Clinton had come under pressure in recent days to respond to the allegations against Weinstein, who had donated to her and other prominent Democratic politicians.

The New York Times last week published an investigative story about sexual harassment accusations against Weinstein stretching back decades.

The New Yorker and Times each published additional accounts on Tuesday from women accusing Weinstein of sexual assault and harassment, respectively.

Three women who spoke to The New Yorker accused Weinstein of rape.

Weinstein has been a longtime fundraiser for Democratic politicians, including Clinton and former President Barack ObamaBarack Hussein ObamaTrump has the right foreign policy strategy — he just needs to stop talking The Hill's 12:30 Report — Trump faces bipartisan criticism over Putin presser, blames media for coverage Wall Street Journal editorial board rips Trump on Helsinki: It was a 'national embarrassment' MORE.

Between 1990-2016, the film producer bundled more than $1.4 million for Clinton's campaigns and political action committees, according to data compiled by the Center for Responsive Politics.

In May 2015, Weinstein personally donated $2,700 – the maximum amount possible for individuals – to Clinton's campaign and contributed another $2,700 in November 2016, according to Federal Election Commission (FEC) data. He also donated more than $33,000 to the Hillary Victory Fund in 2016.

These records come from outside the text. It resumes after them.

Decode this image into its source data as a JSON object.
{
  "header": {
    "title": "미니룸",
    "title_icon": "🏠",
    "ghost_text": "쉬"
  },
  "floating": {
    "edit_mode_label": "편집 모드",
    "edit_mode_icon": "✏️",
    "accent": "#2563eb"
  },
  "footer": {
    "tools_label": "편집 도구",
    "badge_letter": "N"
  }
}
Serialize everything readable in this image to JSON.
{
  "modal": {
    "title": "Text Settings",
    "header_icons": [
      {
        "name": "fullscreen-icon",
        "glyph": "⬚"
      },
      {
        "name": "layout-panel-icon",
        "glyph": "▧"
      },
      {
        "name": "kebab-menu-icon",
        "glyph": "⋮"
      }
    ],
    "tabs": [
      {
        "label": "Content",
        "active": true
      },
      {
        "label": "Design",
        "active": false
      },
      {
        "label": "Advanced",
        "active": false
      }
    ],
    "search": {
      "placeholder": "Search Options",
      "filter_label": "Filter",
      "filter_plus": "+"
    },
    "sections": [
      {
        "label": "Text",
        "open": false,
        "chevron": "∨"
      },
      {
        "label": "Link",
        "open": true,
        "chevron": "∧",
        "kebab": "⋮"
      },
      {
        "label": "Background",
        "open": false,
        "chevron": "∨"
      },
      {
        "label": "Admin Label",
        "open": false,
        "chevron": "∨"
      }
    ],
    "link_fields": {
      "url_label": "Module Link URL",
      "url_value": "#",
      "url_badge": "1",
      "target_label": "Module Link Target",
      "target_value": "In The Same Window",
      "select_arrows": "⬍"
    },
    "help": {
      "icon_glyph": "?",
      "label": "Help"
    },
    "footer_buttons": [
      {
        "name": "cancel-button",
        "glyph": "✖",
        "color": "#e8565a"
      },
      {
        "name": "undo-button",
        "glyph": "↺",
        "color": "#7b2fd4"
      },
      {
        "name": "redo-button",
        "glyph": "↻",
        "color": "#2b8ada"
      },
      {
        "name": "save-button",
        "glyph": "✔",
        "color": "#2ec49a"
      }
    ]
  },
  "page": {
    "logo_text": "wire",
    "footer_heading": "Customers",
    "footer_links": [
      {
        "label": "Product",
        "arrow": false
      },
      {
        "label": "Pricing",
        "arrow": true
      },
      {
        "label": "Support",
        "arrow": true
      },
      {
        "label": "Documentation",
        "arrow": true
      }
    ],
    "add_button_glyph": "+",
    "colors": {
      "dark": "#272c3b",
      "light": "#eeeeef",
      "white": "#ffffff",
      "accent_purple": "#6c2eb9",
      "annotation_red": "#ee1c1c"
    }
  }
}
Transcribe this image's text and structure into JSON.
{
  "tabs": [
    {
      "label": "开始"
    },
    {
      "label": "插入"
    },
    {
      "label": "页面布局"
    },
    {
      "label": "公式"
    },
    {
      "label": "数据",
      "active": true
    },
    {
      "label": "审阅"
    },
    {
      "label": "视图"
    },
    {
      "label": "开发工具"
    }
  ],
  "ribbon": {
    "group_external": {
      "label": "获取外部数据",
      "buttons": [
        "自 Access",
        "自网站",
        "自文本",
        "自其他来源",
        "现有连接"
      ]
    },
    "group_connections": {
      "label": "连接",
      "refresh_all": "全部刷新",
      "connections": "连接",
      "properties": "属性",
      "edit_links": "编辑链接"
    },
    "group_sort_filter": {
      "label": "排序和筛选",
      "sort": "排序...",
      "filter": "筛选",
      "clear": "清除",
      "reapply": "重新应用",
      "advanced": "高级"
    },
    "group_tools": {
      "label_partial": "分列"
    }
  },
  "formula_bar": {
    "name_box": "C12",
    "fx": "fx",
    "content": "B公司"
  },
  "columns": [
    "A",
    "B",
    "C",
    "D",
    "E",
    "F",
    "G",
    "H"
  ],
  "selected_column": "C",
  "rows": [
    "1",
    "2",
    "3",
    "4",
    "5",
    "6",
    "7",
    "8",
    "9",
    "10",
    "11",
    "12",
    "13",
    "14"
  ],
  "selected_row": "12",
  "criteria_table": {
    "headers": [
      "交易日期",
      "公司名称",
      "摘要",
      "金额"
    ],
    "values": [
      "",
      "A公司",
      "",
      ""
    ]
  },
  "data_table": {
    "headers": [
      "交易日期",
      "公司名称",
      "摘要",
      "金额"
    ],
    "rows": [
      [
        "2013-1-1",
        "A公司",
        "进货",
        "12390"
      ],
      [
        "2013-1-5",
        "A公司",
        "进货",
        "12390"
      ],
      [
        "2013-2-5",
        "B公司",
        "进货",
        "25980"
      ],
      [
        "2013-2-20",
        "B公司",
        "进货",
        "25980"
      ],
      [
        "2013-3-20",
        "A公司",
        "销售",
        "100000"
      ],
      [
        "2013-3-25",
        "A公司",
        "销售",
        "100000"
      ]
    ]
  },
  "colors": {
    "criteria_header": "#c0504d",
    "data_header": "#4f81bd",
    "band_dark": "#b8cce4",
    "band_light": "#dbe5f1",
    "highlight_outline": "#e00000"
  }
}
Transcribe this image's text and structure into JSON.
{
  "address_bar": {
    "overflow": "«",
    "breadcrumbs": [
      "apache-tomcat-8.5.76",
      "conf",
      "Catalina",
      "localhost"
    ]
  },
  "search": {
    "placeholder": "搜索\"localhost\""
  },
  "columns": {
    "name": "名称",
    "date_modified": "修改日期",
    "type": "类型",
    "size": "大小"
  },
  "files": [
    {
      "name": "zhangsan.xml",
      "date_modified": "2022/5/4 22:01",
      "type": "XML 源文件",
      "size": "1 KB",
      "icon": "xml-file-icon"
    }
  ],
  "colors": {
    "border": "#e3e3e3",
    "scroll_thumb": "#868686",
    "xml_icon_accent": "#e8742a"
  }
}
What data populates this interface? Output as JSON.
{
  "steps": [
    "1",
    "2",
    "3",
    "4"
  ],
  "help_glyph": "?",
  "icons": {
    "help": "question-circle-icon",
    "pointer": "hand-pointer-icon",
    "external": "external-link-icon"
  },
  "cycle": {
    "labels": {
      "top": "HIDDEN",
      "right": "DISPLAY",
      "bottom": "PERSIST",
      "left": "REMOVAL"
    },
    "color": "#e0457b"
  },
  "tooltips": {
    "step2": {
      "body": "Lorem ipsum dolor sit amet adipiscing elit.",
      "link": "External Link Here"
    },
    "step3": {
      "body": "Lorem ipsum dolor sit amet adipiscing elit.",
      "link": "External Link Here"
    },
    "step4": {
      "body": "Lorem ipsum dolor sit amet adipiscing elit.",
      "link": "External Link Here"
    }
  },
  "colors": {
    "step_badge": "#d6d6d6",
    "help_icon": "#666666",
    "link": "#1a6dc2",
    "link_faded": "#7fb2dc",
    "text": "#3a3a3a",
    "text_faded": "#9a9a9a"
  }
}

Earlier Tuesday, a former campaign manager for Clinton's 2008 presidential bid said it was "disappointing" that Clinton had not spoken out against the veteran Hollywood producer, citing the former secretary of State's work on behalf of girls and women.

"As long as I have known her, she really has walked the walk and talked the talk on this," Patti Solis Doyle said on CNN.

"I know her heart is in the right place. So personally it is, it is disappointing that she hasn't come out and condemned Harvey Weinstein," she added.

Democratic lawmakers, including Senate Minority Leader Charles SchumerCharles (Chuck) Ellis SchumerThis week: GOP mulls vote on ‘abolish ICE’ legislation Red-state Dem tells Schumer to 'kiss my you know what' on Supreme Court vote Dem infighting erupts over Supreme Court pick MORE (N.Y.), have sought to distance themselves from Weinstein in the wake of the allegations by vowing to donate funds from the film producer to nonprofit groups that help female victims of sexual abuse.

Updated: 2:15 p.m.